▼▼▼

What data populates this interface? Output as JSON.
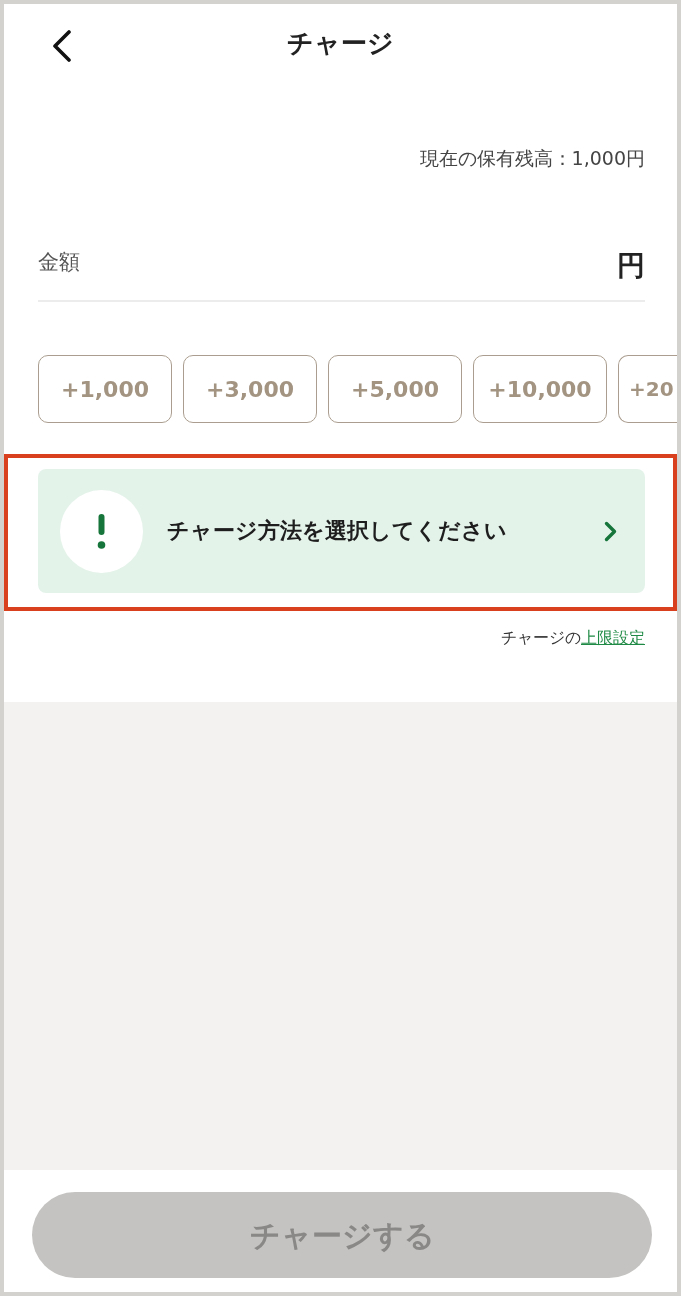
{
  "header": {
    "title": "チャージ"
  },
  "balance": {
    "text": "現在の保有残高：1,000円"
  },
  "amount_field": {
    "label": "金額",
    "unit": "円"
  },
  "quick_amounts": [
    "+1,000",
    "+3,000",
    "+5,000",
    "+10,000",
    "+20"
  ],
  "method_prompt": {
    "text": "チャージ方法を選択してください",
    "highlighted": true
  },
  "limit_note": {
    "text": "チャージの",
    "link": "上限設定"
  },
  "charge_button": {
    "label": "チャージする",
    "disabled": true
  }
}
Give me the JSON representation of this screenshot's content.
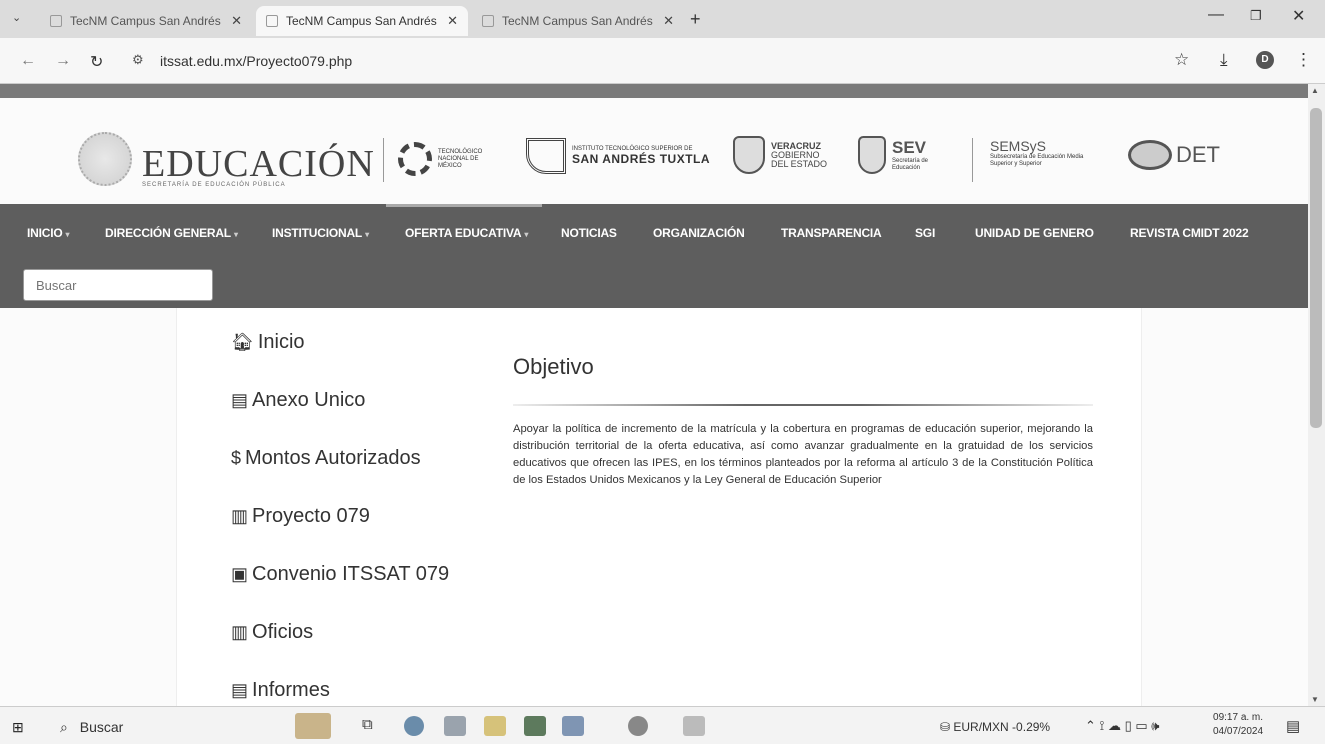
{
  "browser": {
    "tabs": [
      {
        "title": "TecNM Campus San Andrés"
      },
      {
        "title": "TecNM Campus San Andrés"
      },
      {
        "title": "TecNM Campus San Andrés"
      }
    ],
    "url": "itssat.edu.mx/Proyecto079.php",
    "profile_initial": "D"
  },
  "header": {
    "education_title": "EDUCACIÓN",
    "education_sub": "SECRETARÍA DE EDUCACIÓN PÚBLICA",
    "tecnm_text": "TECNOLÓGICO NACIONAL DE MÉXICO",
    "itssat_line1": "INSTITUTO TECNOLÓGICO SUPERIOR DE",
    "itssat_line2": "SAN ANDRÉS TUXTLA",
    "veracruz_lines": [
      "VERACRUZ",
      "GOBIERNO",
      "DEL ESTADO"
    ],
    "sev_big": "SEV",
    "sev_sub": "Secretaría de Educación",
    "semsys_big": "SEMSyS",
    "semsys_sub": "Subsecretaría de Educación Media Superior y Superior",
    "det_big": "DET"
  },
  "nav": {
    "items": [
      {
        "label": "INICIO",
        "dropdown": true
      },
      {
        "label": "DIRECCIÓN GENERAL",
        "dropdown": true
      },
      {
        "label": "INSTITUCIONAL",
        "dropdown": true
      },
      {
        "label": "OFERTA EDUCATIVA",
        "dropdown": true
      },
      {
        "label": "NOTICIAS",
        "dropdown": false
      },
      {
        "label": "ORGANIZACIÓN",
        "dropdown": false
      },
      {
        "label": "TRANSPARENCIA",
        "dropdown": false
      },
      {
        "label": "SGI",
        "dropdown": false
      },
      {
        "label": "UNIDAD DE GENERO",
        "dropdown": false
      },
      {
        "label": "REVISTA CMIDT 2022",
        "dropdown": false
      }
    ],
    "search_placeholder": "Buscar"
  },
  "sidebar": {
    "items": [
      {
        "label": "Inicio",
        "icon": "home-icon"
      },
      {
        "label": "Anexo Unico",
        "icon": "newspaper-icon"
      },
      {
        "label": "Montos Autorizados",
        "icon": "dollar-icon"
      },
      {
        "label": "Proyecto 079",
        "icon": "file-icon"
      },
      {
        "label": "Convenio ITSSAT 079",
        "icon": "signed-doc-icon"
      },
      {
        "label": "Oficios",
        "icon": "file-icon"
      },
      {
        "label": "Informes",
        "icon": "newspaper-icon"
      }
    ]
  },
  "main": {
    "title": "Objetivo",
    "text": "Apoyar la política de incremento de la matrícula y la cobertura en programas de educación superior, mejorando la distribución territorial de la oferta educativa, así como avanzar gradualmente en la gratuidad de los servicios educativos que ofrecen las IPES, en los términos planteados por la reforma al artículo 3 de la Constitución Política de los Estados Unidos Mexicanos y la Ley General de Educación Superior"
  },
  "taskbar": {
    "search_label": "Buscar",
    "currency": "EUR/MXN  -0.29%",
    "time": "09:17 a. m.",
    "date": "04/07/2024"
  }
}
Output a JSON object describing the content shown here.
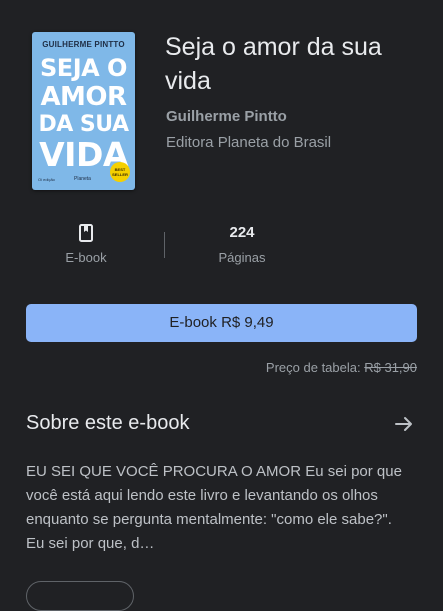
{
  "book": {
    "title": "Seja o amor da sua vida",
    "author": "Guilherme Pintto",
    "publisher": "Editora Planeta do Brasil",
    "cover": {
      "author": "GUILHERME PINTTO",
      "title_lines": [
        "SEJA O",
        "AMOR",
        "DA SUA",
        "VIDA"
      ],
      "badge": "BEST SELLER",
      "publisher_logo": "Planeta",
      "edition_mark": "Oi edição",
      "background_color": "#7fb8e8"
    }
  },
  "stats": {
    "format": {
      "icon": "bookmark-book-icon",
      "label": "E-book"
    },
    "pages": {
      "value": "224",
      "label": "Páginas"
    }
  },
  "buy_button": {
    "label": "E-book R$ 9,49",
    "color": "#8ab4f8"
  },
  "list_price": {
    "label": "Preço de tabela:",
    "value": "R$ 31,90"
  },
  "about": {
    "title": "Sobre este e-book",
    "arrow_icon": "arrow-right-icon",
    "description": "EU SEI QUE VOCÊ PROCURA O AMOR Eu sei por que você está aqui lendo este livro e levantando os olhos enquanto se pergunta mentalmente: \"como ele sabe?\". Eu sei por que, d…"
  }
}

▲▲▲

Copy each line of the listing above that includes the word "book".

  "book": {
      "icon": "bookmark-book-icon",
      "label": "E-book"
    "label": "E-book R$ 9,49",
    "title": "Sobre este e-book",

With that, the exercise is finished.